● DATASET CONTENT:
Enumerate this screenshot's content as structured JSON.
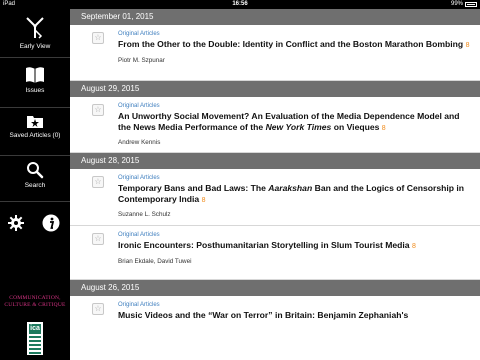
{
  "status": {
    "carrier": "iPad",
    "time": "16:56",
    "battery": "99%"
  },
  "sidebar": {
    "items": [
      {
        "label": "Early View"
      },
      {
        "label": "Issues"
      },
      {
        "label": "Saved Articles (0)"
      },
      {
        "label": "Search"
      }
    ],
    "brand_line1": "COMMUNICATION,",
    "brand_line2": "CULTURE & CRITIQUE",
    "logo_text": "ica"
  },
  "open_access_glyph": "8",
  "groups": [
    {
      "date": "September 01, 2015",
      "articles": [
        {
          "section": "Original Articles",
          "title": "From the Other to the Double: Identity in Conflict and the Boston Marathon Bombing",
          "author": "Piotr M. Szpunar"
        }
      ]
    },
    {
      "date": "August 29, 2015",
      "articles": [
        {
          "section": "Original Articles",
          "title_a": "An Unworthy Social Movement? An Evaluation of the Media Dependence Model and the News Media Performance of the ",
          "title_italic": "New York Times",
          "title_b": " on Vieques",
          "author": "Andrew Kennis"
        }
      ]
    },
    {
      "date": "August 28, 2015",
      "articles": [
        {
          "section": "Original Articles",
          "title_a": "Temporary Bans and Bad Laws: The ",
          "title_italic": "Aarakshan",
          "title_b": " Ban and the Logics of Censorship in Contemporary India",
          "author": "Suzanne L. Schulz"
        },
        {
          "section": "Original Articles",
          "title": "Ironic Encounters: Posthumanitarian Storytelling in Slum Tourist Media",
          "author": "Brian Ekdale, David Tuwei"
        }
      ]
    },
    {
      "date": "August 26, 2015",
      "articles": [
        {
          "section": "Original Articles",
          "title": "Music Videos and the “War on Terror” in Britain: Benjamin Zephaniah's",
          "author": ""
        }
      ]
    }
  ]
}
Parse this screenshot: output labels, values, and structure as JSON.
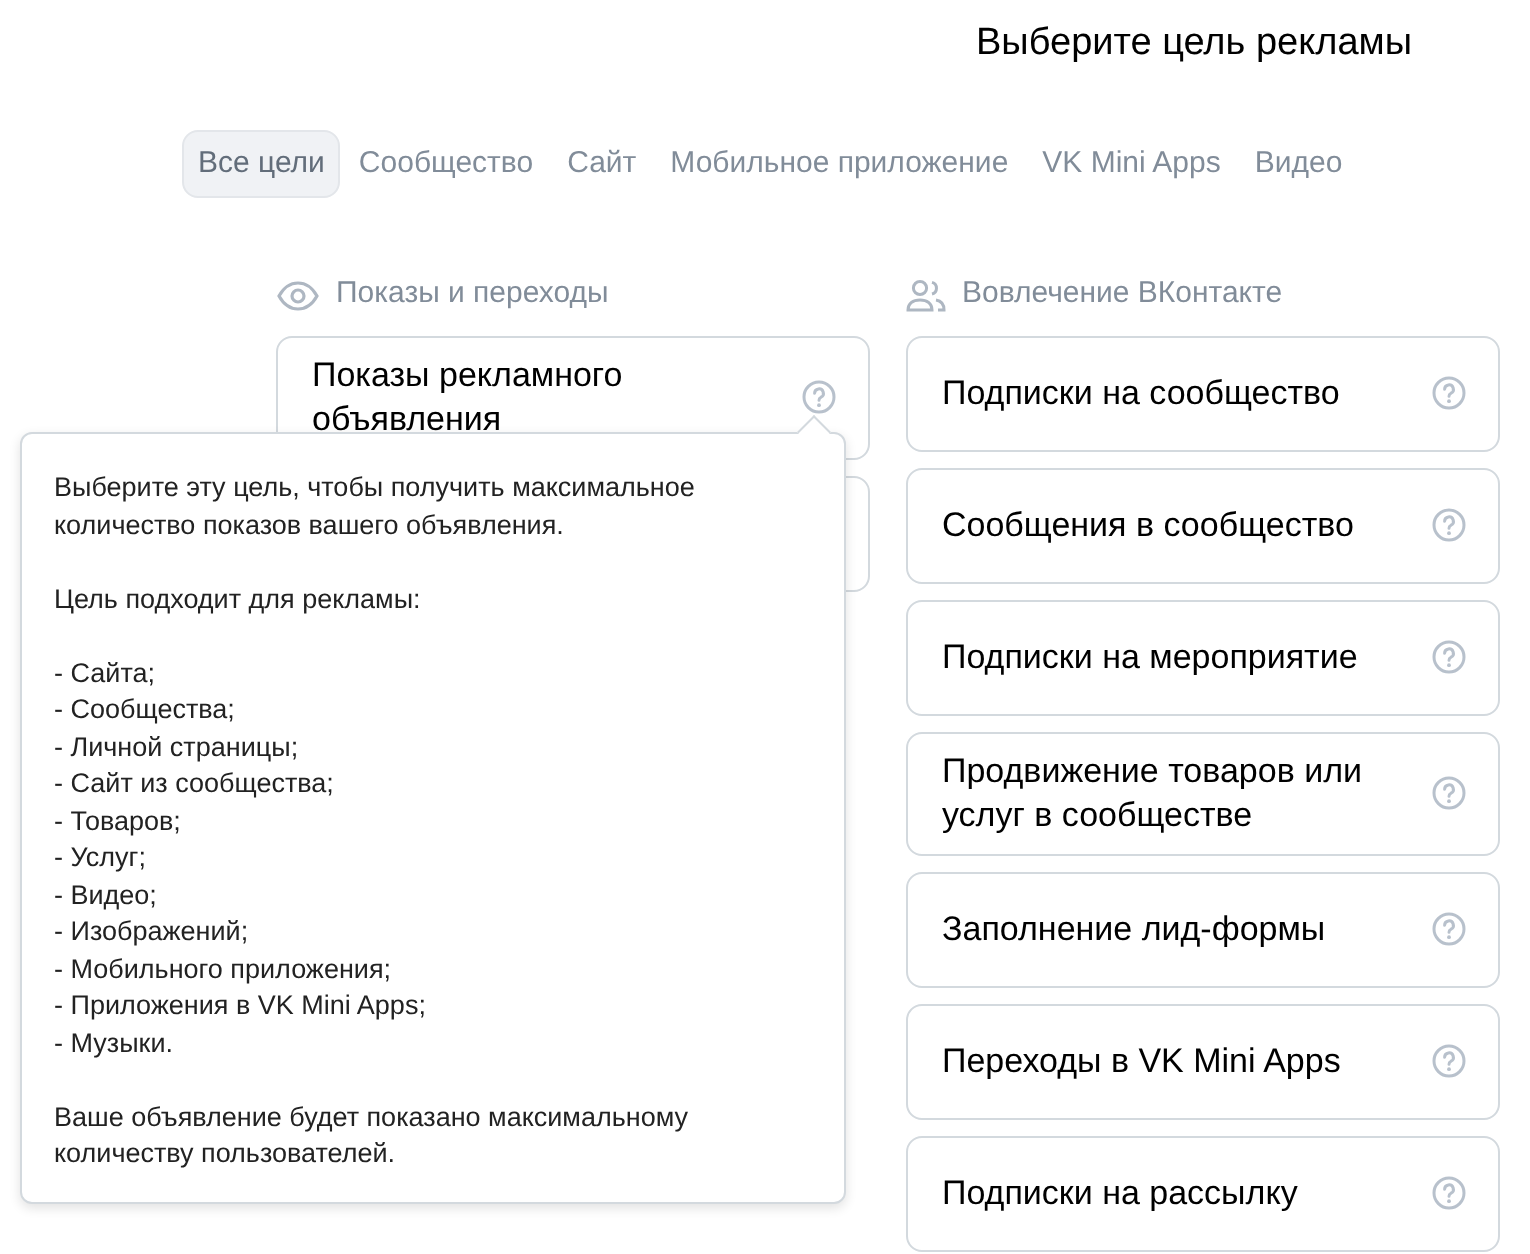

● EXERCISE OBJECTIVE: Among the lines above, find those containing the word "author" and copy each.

● TASK ANSWER:
          "author": "Piotr M. Szpunar"
          "author": "Andrew Kennis"
          "author": "Suzanne L. Schulz"
          "author": "Brian Ekdale, David Tuwei"
          "author": ""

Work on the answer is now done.